> _PROBLEM REQUIREMENTS_: Of the lines below, copy those that hold the word "this".
=== DATA SHOWN ===
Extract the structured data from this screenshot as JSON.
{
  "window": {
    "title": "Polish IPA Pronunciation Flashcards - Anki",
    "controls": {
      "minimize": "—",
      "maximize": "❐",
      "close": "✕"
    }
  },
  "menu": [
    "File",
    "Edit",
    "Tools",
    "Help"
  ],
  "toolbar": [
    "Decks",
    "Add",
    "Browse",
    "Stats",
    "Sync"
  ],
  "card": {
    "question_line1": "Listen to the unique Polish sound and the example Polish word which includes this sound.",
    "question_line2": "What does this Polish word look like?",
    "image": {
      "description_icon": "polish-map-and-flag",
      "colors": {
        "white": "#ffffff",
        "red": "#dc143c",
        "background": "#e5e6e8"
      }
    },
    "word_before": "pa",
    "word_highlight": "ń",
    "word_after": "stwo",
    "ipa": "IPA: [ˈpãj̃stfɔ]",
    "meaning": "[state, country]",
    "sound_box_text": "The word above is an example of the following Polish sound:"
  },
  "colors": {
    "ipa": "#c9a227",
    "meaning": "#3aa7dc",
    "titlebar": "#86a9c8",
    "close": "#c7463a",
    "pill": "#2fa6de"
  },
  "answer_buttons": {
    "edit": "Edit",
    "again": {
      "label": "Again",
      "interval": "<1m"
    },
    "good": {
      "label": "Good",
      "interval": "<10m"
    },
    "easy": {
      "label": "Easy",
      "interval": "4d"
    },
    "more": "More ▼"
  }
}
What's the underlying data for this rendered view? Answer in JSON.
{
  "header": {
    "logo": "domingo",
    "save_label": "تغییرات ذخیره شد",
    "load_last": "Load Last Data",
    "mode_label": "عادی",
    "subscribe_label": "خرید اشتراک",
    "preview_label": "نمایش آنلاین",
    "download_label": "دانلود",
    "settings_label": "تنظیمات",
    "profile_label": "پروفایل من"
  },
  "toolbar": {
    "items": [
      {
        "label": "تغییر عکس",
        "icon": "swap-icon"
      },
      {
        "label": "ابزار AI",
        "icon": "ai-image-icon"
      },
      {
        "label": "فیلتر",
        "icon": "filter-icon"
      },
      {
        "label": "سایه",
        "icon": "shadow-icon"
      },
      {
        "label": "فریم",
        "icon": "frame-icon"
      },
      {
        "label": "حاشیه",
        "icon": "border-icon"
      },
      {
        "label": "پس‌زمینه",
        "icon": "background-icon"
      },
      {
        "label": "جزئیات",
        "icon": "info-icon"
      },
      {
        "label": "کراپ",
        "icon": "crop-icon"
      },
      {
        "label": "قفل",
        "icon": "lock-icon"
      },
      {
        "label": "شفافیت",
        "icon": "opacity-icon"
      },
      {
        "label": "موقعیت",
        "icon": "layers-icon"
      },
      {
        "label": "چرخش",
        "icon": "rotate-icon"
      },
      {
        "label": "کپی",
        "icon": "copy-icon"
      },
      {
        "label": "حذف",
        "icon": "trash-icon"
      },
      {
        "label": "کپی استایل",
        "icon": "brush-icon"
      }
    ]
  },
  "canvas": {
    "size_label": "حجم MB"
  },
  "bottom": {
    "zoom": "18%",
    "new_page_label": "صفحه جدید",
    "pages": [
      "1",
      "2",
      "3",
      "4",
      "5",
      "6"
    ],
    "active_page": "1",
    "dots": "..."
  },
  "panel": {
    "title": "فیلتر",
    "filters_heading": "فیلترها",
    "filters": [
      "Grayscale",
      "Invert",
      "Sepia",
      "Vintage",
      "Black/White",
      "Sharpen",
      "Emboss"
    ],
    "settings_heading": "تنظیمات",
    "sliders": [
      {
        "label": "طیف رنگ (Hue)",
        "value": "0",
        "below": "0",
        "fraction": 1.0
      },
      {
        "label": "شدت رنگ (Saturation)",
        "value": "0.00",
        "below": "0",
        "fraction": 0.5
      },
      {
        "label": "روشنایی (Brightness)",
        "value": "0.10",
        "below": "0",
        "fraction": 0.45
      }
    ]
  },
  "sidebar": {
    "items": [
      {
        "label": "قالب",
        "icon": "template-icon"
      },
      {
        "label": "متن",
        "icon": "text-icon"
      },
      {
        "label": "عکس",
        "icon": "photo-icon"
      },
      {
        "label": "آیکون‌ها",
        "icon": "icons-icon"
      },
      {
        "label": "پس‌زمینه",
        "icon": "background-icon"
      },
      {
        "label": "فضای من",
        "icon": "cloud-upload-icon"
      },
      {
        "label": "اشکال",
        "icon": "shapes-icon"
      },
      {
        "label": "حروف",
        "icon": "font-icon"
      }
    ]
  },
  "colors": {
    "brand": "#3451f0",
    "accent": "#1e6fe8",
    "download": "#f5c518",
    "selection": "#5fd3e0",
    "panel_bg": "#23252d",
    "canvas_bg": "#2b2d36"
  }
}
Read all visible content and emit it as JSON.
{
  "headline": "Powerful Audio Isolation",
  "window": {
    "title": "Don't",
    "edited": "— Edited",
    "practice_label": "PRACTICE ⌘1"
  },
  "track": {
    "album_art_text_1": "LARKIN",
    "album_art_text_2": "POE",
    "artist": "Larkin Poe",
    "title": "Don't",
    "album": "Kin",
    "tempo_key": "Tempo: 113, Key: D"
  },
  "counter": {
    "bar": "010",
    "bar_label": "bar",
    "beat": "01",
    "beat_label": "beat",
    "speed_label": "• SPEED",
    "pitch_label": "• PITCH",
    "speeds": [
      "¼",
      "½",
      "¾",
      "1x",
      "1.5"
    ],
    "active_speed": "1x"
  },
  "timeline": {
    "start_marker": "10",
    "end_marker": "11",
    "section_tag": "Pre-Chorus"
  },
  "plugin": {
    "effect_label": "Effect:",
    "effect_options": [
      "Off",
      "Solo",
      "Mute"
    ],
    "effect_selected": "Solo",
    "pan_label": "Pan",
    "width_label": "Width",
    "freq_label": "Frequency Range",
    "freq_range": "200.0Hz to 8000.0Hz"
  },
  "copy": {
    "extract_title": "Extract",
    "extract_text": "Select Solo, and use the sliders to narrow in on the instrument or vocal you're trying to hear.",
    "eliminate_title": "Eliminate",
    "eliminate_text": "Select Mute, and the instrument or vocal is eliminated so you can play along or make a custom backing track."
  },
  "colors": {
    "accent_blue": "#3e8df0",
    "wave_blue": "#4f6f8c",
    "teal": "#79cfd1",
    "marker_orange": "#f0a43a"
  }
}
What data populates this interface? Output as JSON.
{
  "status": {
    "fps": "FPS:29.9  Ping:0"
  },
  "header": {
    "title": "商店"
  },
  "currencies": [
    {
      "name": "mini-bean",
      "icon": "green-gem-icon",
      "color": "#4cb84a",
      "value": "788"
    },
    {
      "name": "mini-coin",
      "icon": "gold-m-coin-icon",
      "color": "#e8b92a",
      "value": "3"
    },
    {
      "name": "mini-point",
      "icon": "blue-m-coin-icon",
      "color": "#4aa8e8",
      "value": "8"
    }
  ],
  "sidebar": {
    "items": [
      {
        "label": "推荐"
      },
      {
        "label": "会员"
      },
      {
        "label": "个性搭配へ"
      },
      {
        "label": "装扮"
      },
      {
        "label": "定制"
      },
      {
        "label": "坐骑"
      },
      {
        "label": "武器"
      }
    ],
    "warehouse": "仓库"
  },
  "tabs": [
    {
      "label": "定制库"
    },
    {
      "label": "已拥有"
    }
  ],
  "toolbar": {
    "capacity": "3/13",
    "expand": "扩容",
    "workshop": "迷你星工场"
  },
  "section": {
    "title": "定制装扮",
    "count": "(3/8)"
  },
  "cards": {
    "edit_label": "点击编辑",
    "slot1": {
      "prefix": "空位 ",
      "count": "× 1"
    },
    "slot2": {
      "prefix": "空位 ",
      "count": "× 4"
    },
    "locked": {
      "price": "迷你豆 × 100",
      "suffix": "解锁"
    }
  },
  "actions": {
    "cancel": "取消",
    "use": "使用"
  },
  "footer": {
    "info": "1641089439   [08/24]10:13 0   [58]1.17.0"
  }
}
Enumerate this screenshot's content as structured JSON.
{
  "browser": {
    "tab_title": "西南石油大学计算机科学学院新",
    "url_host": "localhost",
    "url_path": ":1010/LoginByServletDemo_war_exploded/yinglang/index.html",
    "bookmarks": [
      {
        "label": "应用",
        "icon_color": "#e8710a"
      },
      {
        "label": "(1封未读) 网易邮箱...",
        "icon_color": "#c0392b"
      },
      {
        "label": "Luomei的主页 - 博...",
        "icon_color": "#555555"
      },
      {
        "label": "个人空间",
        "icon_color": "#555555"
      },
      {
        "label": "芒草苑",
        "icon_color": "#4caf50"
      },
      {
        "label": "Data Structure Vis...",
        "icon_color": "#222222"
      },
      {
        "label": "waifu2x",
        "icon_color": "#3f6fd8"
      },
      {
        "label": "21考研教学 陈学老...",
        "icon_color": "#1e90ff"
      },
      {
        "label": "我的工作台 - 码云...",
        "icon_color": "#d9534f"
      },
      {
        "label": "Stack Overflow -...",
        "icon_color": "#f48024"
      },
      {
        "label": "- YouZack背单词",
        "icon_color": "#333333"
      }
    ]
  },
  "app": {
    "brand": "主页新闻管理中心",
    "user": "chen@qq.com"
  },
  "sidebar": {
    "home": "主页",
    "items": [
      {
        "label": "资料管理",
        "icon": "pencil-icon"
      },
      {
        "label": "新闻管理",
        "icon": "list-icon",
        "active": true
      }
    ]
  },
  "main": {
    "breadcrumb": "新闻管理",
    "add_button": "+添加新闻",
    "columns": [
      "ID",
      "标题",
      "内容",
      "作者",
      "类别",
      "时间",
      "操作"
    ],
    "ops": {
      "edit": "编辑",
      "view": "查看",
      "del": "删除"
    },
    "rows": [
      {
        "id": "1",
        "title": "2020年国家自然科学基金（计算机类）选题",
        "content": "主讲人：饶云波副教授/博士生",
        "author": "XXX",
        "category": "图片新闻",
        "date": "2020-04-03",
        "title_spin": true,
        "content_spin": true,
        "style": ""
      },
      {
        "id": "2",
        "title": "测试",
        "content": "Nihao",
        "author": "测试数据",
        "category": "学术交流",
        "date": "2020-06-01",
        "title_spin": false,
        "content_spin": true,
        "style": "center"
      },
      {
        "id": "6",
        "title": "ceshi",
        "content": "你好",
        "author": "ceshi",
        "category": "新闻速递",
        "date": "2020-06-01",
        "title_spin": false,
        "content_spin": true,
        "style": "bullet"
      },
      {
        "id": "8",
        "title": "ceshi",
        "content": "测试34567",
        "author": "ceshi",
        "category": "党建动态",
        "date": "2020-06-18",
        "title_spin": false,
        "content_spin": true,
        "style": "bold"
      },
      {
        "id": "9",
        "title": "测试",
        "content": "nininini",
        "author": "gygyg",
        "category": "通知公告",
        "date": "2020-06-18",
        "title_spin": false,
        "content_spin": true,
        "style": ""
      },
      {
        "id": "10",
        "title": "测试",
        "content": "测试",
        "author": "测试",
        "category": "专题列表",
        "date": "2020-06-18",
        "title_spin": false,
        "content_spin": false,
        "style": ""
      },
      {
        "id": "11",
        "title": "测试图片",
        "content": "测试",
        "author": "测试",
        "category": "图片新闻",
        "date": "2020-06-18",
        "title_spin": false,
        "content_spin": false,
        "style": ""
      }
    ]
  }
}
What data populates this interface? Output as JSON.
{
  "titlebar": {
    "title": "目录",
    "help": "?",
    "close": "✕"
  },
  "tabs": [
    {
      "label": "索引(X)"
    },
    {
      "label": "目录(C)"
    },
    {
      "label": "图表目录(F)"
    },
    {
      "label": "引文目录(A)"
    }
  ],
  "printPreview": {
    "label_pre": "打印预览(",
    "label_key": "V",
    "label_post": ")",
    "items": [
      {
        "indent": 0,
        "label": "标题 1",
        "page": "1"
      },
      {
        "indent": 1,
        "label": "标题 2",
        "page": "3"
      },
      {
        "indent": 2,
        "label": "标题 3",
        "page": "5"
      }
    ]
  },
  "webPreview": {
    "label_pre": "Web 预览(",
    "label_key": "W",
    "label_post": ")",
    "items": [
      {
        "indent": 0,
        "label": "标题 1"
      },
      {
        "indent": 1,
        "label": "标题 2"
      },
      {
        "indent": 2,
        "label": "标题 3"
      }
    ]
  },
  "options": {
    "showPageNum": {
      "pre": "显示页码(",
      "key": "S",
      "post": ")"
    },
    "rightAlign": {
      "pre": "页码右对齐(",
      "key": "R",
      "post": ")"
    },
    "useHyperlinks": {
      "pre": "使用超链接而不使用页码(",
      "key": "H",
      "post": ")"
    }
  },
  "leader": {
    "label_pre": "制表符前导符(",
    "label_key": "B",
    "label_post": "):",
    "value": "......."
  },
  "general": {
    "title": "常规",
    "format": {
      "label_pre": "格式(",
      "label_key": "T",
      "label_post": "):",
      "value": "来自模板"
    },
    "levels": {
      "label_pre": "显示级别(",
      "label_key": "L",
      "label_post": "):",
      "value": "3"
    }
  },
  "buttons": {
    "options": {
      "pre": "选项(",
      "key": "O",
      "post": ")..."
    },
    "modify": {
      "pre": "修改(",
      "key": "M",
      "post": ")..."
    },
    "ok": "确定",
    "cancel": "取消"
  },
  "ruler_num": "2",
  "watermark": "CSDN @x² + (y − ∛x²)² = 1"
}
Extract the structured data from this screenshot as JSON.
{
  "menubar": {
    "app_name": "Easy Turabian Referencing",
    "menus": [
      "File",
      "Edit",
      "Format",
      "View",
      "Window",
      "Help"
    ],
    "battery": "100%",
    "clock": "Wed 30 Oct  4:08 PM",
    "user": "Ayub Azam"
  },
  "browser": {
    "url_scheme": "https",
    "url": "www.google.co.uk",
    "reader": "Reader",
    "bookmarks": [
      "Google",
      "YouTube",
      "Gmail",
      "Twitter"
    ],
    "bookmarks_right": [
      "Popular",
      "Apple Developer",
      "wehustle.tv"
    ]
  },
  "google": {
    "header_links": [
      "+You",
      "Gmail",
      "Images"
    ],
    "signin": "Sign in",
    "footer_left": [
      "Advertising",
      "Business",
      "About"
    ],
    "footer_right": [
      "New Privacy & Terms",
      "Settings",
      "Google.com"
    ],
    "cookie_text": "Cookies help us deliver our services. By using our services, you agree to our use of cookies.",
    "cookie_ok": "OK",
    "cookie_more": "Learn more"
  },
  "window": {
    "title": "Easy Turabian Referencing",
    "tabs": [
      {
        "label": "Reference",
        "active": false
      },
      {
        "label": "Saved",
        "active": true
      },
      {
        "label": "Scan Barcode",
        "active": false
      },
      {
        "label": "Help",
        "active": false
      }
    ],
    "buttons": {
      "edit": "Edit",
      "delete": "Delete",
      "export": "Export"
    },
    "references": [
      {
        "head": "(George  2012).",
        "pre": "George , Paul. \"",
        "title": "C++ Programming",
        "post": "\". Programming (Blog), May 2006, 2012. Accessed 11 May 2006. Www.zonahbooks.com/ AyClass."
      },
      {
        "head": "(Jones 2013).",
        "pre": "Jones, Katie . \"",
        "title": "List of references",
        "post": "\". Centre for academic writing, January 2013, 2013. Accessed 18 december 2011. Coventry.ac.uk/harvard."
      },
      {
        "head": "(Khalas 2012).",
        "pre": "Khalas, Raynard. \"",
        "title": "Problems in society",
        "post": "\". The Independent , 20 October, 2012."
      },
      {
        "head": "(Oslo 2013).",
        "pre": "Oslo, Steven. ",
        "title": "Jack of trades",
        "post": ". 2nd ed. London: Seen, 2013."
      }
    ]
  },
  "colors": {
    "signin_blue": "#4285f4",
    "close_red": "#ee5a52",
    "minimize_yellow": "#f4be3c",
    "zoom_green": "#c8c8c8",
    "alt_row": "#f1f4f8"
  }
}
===
> _OUTPUT_:
Extract the structured data from this screenshot as JSON.
    "question_line1": "Listen to the unique Polish sound and the example Polish word which includes this sound.",
    "question_line2": "What does this Polish word look like?",
What's the underlying data for this rendered view? Answer in JSON.
What data populates this interface? Output as JSON.
Enumerate this screenshot's content as structured JSON.
What data populates this interface? Output as JSON.
Extract the structured data from this screenshot as JSON.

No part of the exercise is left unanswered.